Deputy Director of Exhibitions Amy G. Moorefield said, “Featuring more than 50 works from the museum’s permanent collection, Reunion focuses on reuniting our visitors with some of the most compelling and historically significant works from the Taubman Museum of Art’s holdings. Many of the works included in Reunion are destination pieces that people travel great distances to view, but of late have been in storage or loaned to other museums. Half of the work presented is light sensitive works on paper, meaning that a number of pieces will be rotated in and out, giving viewers a chance to see new work periodically through the run of the exhibition. From tiny couture handbags by Judith Peto Leiber to the Framed painting by Norman Rockwell, there is something for everyone to see in Reunion.”
The Taubman Museum of Art is named in honor of Ambassador Nicholas F. Taubman and his wife, Jenny, who were its largest donors. From 1969-2005, Ambassador Taubman served as President and CEO of Roanoke-based Advance Auto Parts, the largest retailer of automotive replacement parts and accessories in the United States. General admission to the museum remains free courtesy of that company. The Taubman Museum of Art is located at 110 Salem Ave. SE, Roanoke, VA. For more information, call 540-342-5760 or visit http://www.taubmanmuseum.org.

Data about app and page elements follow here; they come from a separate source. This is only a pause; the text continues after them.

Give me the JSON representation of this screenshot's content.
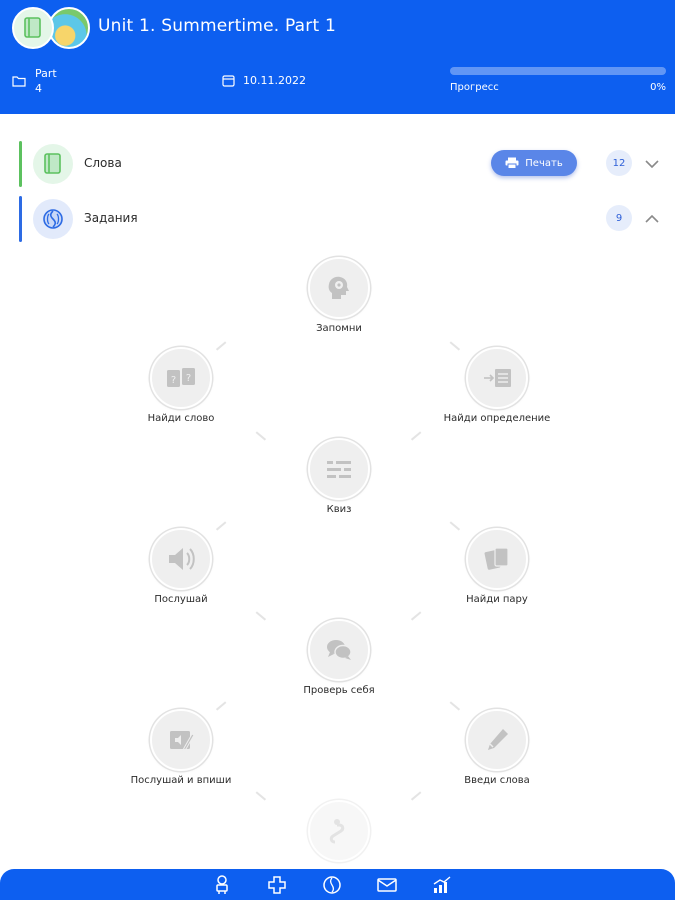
{
  "header": {
    "title": "Unit 1. Summertime. Part 1",
    "part_label": "Part",
    "part_number": "4",
    "date": "10.11.2022",
    "progress_label": "Прогресс",
    "progress_value": "0%",
    "progress_fraction": 0
  },
  "sections": {
    "words": {
      "label": "Слова",
      "print_label": "Печать",
      "count": "12",
      "accent": "#5cc15f"
    },
    "tasks": {
      "label": "Задания",
      "count": "9",
      "accent": "#2d6be4"
    }
  },
  "tasks": [
    {
      "label": "Запомни",
      "icon": "brain-icon"
    },
    {
      "label": "Найди слово",
      "icon": "question-cards-icon"
    },
    {
      "label": "Найди определение",
      "icon": "definition-icon"
    },
    {
      "label": "Квиз",
      "icon": "quiz-icon"
    },
    {
      "label": "Послушай",
      "icon": "speaker-icon"
    },
    {
      "label": "Найди пару",
      "icon": "pair-cards-icon"
    },
    {
      "label": "Проверь себя",
      "icon": "chat-bubbles-icon"
    },
    {
      "label": "Послушай и впиши",
      "icon": "listen-write-icon"
    },
    {
      "label": "Введи слова",
      "icon": "pen-icon"
    },
    {
      "label": "",
      "icon": "locked-task-icon"
    }
  ],
  "bottom_nav": [
    "robot-icon",
    "plus-icon",
    "brain-tab-icon",
    "mail-icon",
    "stats-icon"
  ],
  "colors": {
    "brand": "#0d5ff0",
    "print_button": "#5a86e8"
  }
}
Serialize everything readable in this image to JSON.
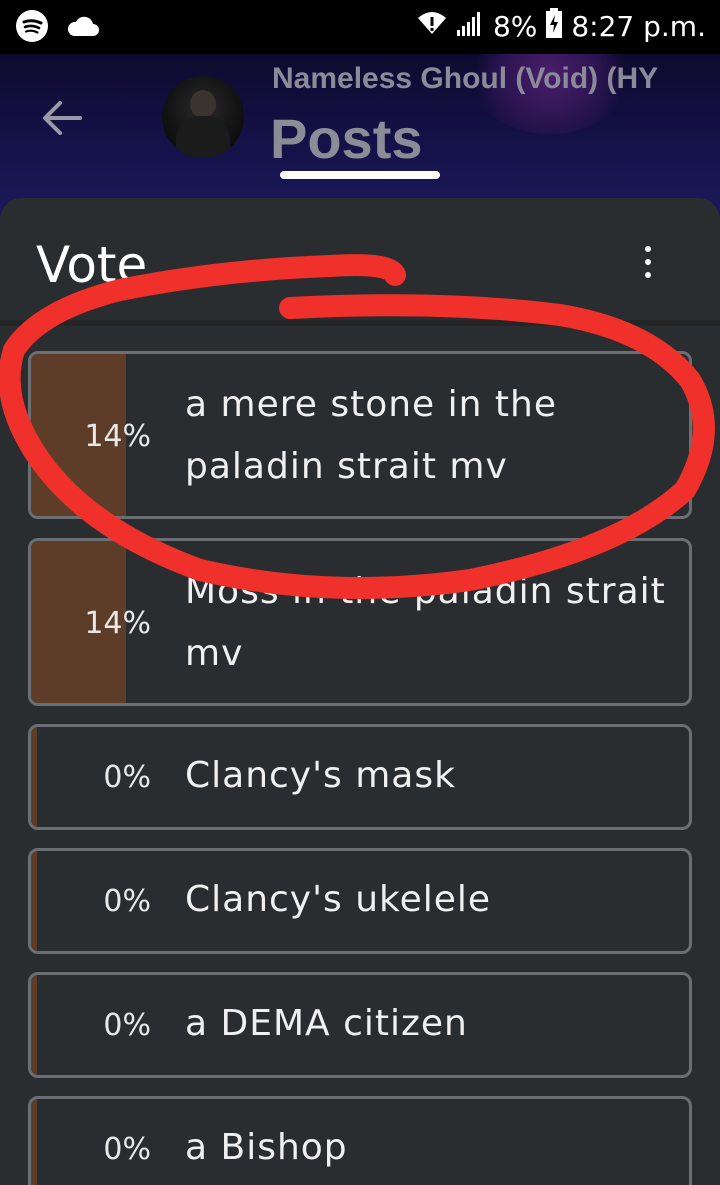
{
  "status_bar": {
    "battery": "8%",
    "time": "8:27 p.m.",
    "icons": [
      "spotify-icon",
      "cloud-icon",
      "wifi-icon",
      "signal-icon",
      "battery-charging-icon"
    ]
  },
  "header": {
    "subtitle": "Nameless Ghoul (Void) (HY",
    "title": "Posts"
  },
  "poll": {
    "title": "Vote",
    "accent_color": "#5d3d27",
    "options": [
      {
        "percent": "14%",
        "fraction": 0.14,
        "label": "a mere stone in the paladin strait mv"
      },
      {
        "percent": "14%",
        "fraction": 0.14,
        "label": "Moss in the paladin strait mv"
      },
      {
        "percent": "0%",
        "fraction": 0.0,
        "label": "Clancy's mask"
      },
      {
        "percent": "0%",
        "fraction": 0.0,
        "label": "Clancy's ukelele"
      },
      {
        "percent": "0%",
        "fraction": 0.0,
        "label": "a DEMA citizen"
      },
      {
        "percent": "0%",
        "fraction": 0.0,
        "label": "a Bishop"
      }
    ]
  },
  "annotation_color": "#f0302a"
}
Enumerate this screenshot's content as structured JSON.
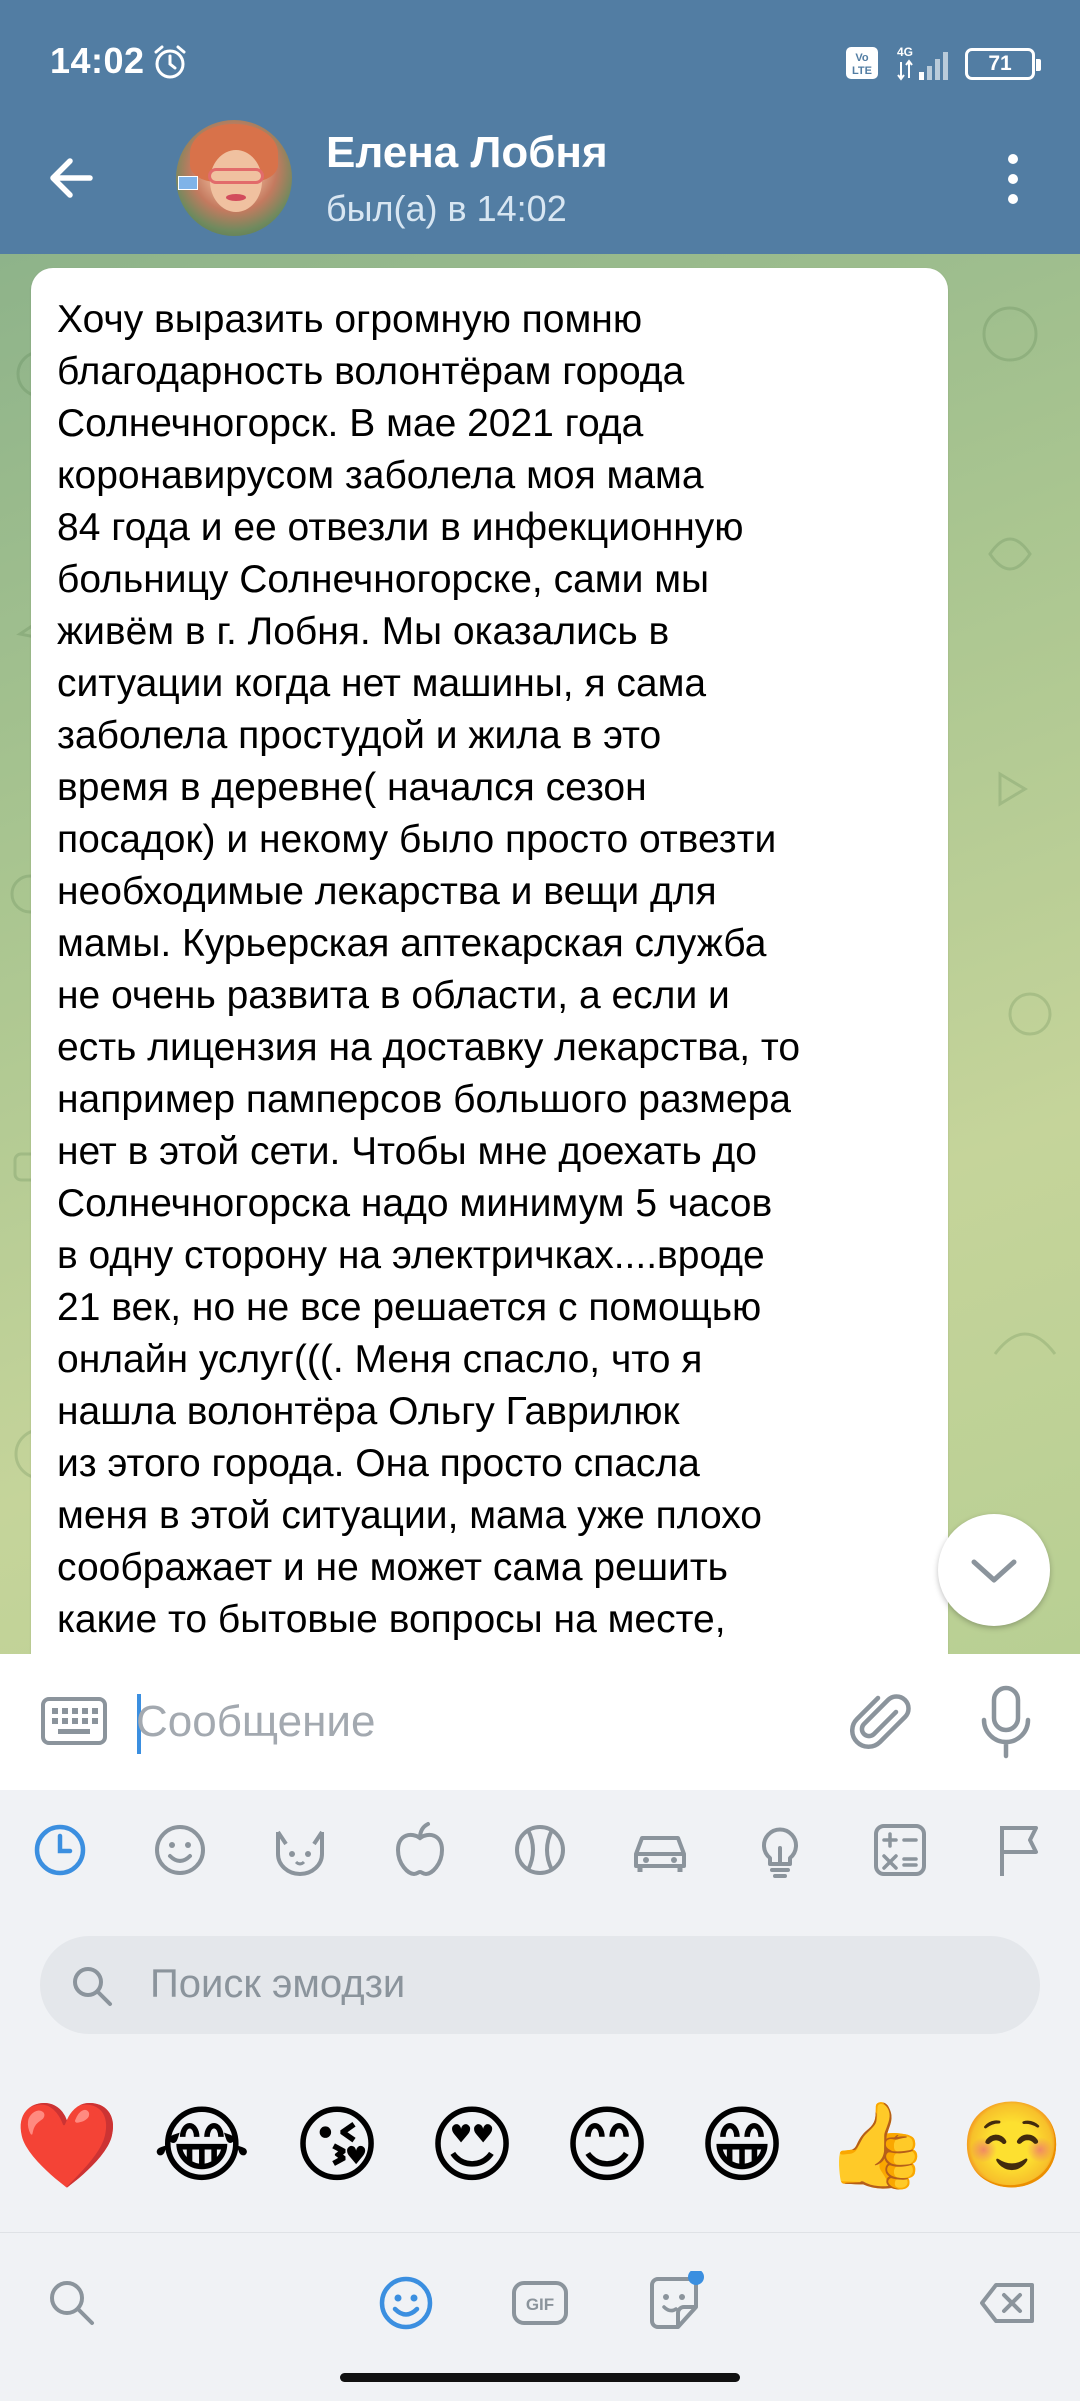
{
  "status_bar": {
    "time": "14:02",
    "battery": "71",
    "network": "4G",
    "volte_label": "Vo LTE"
  },
  "header": {
    "contact_name": "Елена Лобня",
    "contact_status": "был(а) в 14:02"
  },
  "message": {
    "text": "Хочу выразить огромную помню\nблагодарность волонтёрам города\nСолнечногорск. В мае 2021 года\nкоронавирусом заболела моя мама\n84 года и ее отвезли в инфекционную\nбольницу Солнечногорске, сами мы\nживём в г. Лобня. Мы оказались в\nситуации когда нет машины, я сама\nзаболела простудой и жила в это\nвремя в деревне( начался сезон\nпосадок) и некому было просто отвезти\nнеобходимые лекарства и вещи для\nмамы. Курьерская аптекарская служба\nне очень развита в области, а если и\nесть лицензия на доставку лекарства, то\nнапример памперсов большого размера\nнет в этой сети. Чтобы мне доехать до\nСолнечногорска надо минимум 5 часов\nв одну сторону на электричках....вроде\n21 век, но не все решается с помощью\nонлайн услуг(((. Меня спасло, что я\nнашла волонтёра Ольгу Гаврилюк\nиз этого города. Она просто спасла\nменя в этой ситуации, мама уже плохо\nсоображает и не может сама решить\nкакие то бытовые вопросы на месте,"
  },
  "input": {
    "placeholder": "Сообщение",
    "value": ""
  },
  "emoji_panel": {
    "categories": [
      "recent-icon",
      "smiley-icon",
      "cat-icon",
      "apple-icon",
      "ball-icon",
      "car-icon",
      "lightbulb-icon",
      "symbols-icon",
      "flag-icon"
    ],
    "search_placeholder": "Поиск эмодзи",
    "emojis": [
      "❤️",
      "😂",
      "😘",
      "😍",
      "😊",
      "😁",
      "👍",
      "☺️"
    ]
  },
  "bottom_tabs": {
    "gif_label": "GIF",
    "active_tab": "emoji"
  },
  "colors": {
    "header_bg": "#527da3",
    "accent": "#3b8fe0",
    "panel_bg": "#f0f2f5",
    "icon_gray": "#8b949c"
  }
}
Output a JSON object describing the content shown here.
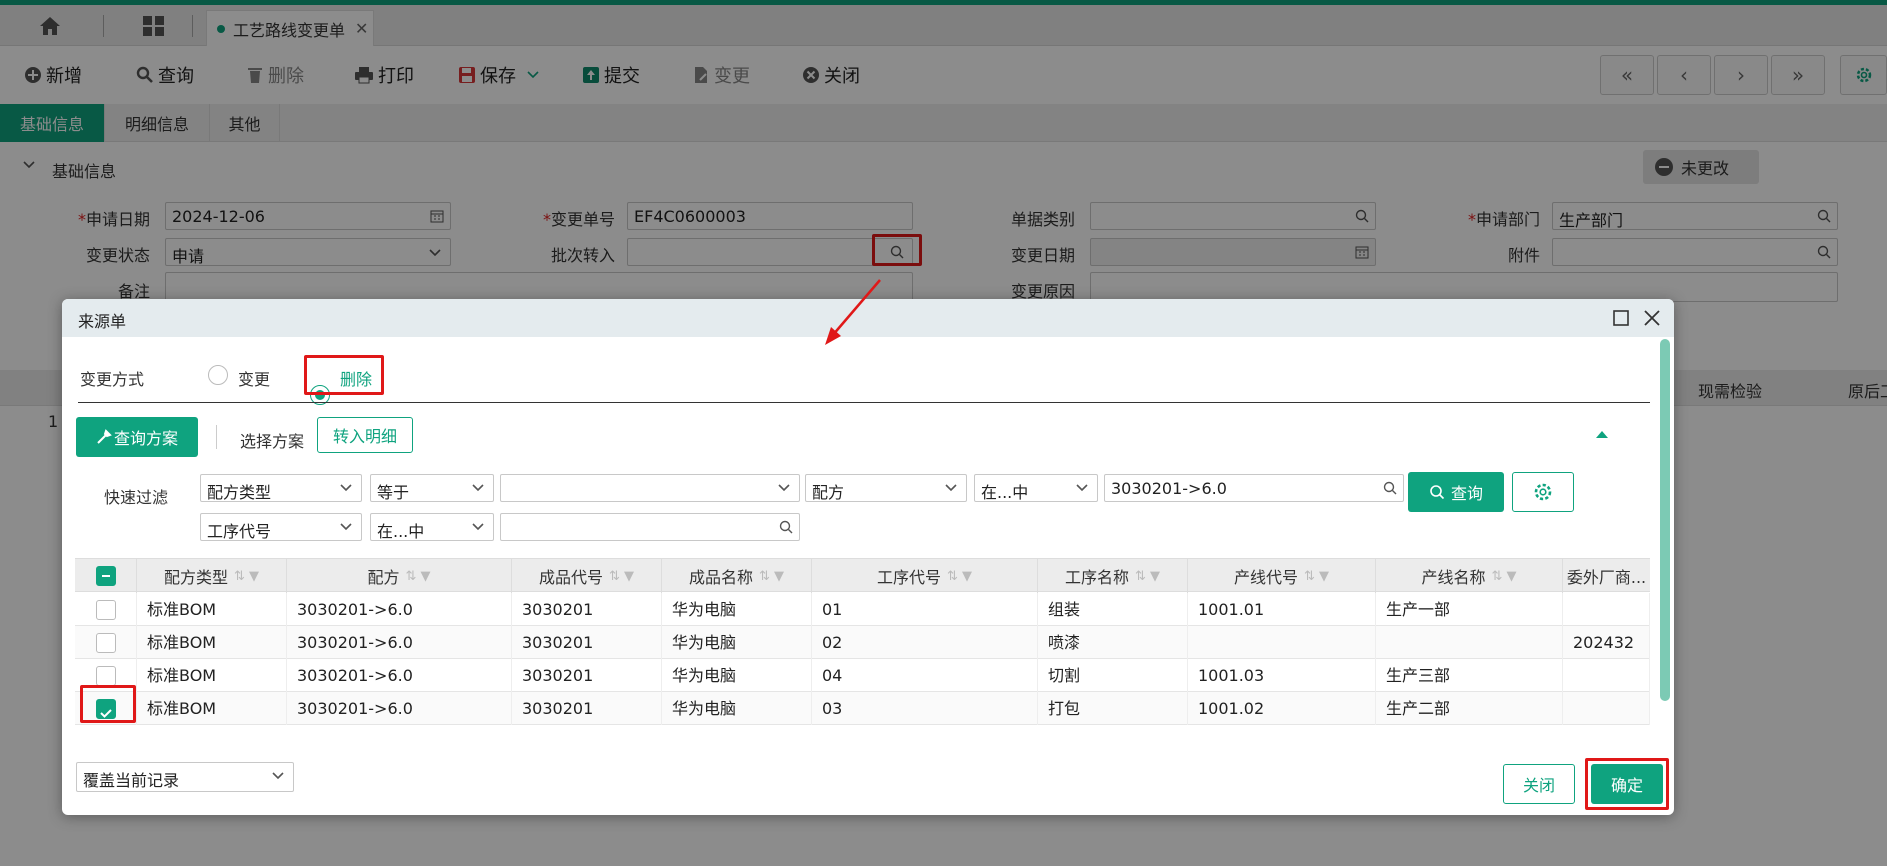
{
  "tabs": {
    "active_tab": "工艺路线变更单"
  },
  "toolbar": {
    "new": "新增",
    "query": "查询",
    "delete": "删除",
    "print": "打印",
    "save": "保存",
    "submit": "提交",
    "change": "变更",
    "close": "关闭",
    "nav": [
      "«",
      "‹",
      "›",
      "»"
    ]
  },
  "subtabs": [
    "基础信息",
    "明细信息",
    "其他"
  ],
  "section": {
    "title": "基础信息",
    "status_badge": "未更改"
  },
  "form": {
    "apply_date_label": "申请日期",
    "apply_date": "2024-12-06",
    "change_no_label": "变更单号",
    "change_no": "EF4C0600003",
    "doc_type_label": "单据类别",
    "doc_type": "",
    "dept_label": "申请部门",
    "dept": "生产部门",
    "change_status_label": "变更状态",
    "change_status": "申请",
    "batch_label": "批次转入",
    "batch": "",
    "change_date_label": "变更日期",
    "change_date": "",
    "attach_label": "附件",
    "attach": "",
    "remark_label": "备注",
    "reason_label": "变更原因"
  },
  "behind_grid": {
    "col_a": "现需检验",
    "col_b": "原后工",
    "row_no": "1"
  },
  "modal": {
    "title": "来源单",
    "change_mode_label": "变更方式",
    "opt_change": "变更",
    "opt_delete": "删除",
    "query_scheme_btn": "查询方案",
    "select_scheme_label": "选择方案",
    "transfer_btn": "转入明细",
    "quick_filter_label": "快速过滤",
    "filters": {
      "f1_field": "配方类型",
      "f1_op": "等于",
      "f1_val": "",
      "f2_field": "配方",
      "f2_op": "在...中",
      "f2_val": "3030201->6.0",
      "f3_field": "工序代号",
      "f3_op": "在...中",
      "f3_val": ""
    },
    "query_btn": "查询",
    "columns": [
      "配方类型",
      "配方",
      "成品代号",
      "成品名称",
      "工序代号",
      "工序名称",
      "产线代号",
      "产线名称",
      "委外厂商..."
    ],
    "rows": [
      {
        "c1": "标准BOM",
        "c2": "3030201->6.0",
        "c3": "3030201",
        "c4": "华为电脑",
        "c5": "01",
        "c6": "组装",
        "c7": "1001.01",
        "c8": "生产一部",
        "c9": "",
        "checked": false
      },
      {
        "c1": "标准BOM",
        "c2": "3030201->6.0",
        "c3": "3030201",
        "c4": "华为电脑",
        "c5": "02",
        "c6": "喷漆",
        "c7": "",
        "c8": "",
        "c9": "202432",
        "checked": false
      },
      {
        "c1": "标准BOM",
        "c2": "3030201->6.0",
        "c3": "3030201",
        "c4": "华为电脑",
        "c5": "04",
        "c6": "切割",
        "c7": "1001.03",
        "c8": "生产三部",
        "c9": "",
        "checked": false
      },
      {
        "c1": "标准BOM",
        "c2": "3030201->6.0",
        "c3": "3030201",
        "c4": "华为电脑",
        "c5": "03",
        "c6": "打包",
        "c7": "1001.02",
        "c8": "生产二部",
        "c9": "",
        "checked": true
      }
    ],
    "cover_select": "覆盖当前记录",
    "close_btn": "关闭",
    "ok_btn": "确定"
  },
  "colors": {
    "accent": "#0fa37f",
    "highlight": "#e01818"
  }
}
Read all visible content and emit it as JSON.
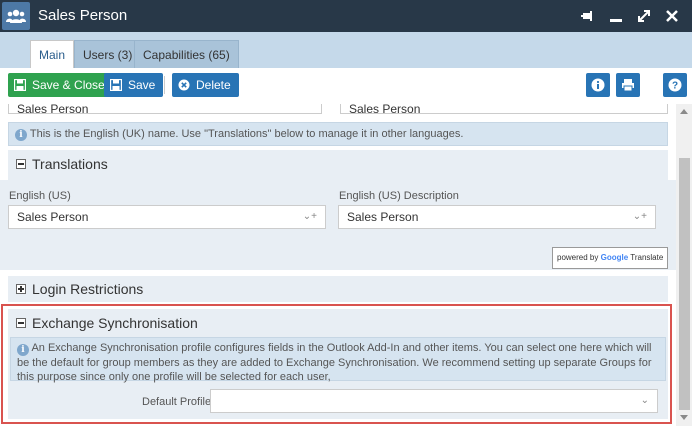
{
  "window": {
    "title": "Sales Person",
    "icon": "users-icon",
    "controls": [
      "pin-icon",
      "minimize-icon",
      "maximize-icon",
      "close-icon"
    ]
  },
  "tabs": [
    {
      "label": "Main",
      "active": true
    },
    {
      "label": "Users (3)",
      "active": false
    },
    {
      "label": "Capabilities (65)",
      "active": false
    }
  ],
  "toolbar": {
    "save_close": "Save & Close",
    "save": "Save",
    "delete": "Delete",
    "icons": [
      "info-icon",
      "print-icon",
      "help-icon"
    ]
  },
  "name_fields": {
    "name_value": "Sales Person",
    "description_value": "Sales Person"
  },
  "name_info": "This is the English (UK) name. Use \"Translations\" below to manage it in other languages.",
  "translations": {
    "header": "Translations",
    "name_label": "English (US)",
    "name_value": "Sales Person",
    "desc_label": "English (US) Description",
    "desc_value": "Sales Person",
    "powered_prefix": "powered by",
    "powered_brand": "Google",
    "powered_suffix": "Translate"
  },
  "login_restrictions": {
    "header": "Login Restrictions"
  },
  "exchange": {
    "header": "Exchange Synchronisation",
    "info": "An Exchange Synchronisation profile configures fields in the Outlook Add-In and other items. You can select one here which will be the default for group members as they are added to Exchange Synchronisation. We recommend setting up separate Groups for this purpose since only one profile will be selected for each user,",
    "default_profile_label": "Default Profile",
    "default_profile_value": ""
  },
  "colors": {
    "titlebar": "#283848",
    "tabstrip": "#c5d9ea",
    "green_button": "#2fa24f",
    "blue_button": "#2874b5",
    "highlight": "#d9534f"
  }
}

THE WALLS HOLD HISTORY AT THE HOTEL ROANOKE.
The 1882 Tudor Revival Hotel Roanoke, owned since 1989 by the Virginia Polytechnic Institute and State University (Virginia Tech), is a visual, cultural, social and architectural landmark that has played an important part in the city’s social history. A frieze of painted canvas panels three feet high extends for 66 feet around the three sides of its lobby. The installation, painted by German-born WPA mural artist Hugo Ohlms in 1938, includes nine scenes from Virginia's colonial history: "The Landing at Jamestown 1607," "The Baptism of Pocahontas," "The Marriage of Pocahontas," "The First Representative Government in America 1619," "The Surrender of Lord Cornwallis at Yorktown 1781," "William and Mary College," "Patrick Henry's Address 1765," "Women Arrive at Jamestown 1619," and "Virginia's Signature Hospitality." Virginians of different periods are depicted in the hotel’s gracious Palm Court murals by A. Karoly and L.P. Szanto entitled "The Virginia Reel," "The Quadrille," "The Waltz," and "The Minuet." The Hotel Roanoke, at 110 Shenandoah Ave., is connected to downtown Roanoke by a pedestrian bridge.
ROANOKE ART BY NIGHT.
A “gallery crawl” takes place the first Friday of every month among art galleries in Downtown Roanoke. Check out the map on the event's website (www.roanokeartbynight.com) or pick up a brochure at any gallery. Among the shops is The Market Gallery at 23 East Salem Ave. SE, a cooperative gallery of 30 award-winning southwest Virginia artists, exhibiting contemporary paintings, hand-pulled prints, mixed media, photography and pottery. www.marketgalleryroanoke.com.
Susan Cohn is a member of Bay Area Travel Writers; the North American Travel Journalists Association; and the International Food, Wine & Travel Writers Association. She may be reached at email@example.com. This story first appeared in the San Mateo Daily Journal.